DATA EXTRACT
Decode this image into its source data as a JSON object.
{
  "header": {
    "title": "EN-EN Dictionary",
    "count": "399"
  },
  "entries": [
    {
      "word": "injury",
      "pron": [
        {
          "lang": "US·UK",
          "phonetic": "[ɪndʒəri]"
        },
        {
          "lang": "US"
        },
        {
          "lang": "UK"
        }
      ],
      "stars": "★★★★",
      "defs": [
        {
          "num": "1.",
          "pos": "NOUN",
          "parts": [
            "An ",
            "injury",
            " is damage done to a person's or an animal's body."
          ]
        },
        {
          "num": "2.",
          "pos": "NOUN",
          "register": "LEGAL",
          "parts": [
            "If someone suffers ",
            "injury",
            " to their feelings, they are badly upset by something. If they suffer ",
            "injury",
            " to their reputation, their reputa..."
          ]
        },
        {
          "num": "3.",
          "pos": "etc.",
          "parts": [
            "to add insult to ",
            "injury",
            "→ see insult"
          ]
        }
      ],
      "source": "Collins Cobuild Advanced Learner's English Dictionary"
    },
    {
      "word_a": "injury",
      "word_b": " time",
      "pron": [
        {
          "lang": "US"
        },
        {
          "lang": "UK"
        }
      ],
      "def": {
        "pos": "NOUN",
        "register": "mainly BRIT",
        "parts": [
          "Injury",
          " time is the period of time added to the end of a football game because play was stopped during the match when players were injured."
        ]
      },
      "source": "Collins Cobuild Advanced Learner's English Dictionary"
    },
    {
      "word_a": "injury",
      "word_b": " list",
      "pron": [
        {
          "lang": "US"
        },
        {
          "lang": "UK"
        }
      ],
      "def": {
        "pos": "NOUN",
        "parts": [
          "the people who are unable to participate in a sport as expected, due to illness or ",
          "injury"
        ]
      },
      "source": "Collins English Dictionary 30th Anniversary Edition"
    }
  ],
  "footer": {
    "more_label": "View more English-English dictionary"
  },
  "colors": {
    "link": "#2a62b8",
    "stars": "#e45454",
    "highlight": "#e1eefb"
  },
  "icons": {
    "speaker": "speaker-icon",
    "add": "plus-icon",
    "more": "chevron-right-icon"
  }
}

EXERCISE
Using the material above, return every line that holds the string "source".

RESULT OF THIS EXERCISE
Decode this image into its source data as a JSON object.
      "source": "Collins Cobuild Advanced Learner's English Dictionary"
      "source": "Collins Cobuild Advanced Learner's English Dictionary"
      "source": "Collins English Dictionary 30th Anniversary Edition"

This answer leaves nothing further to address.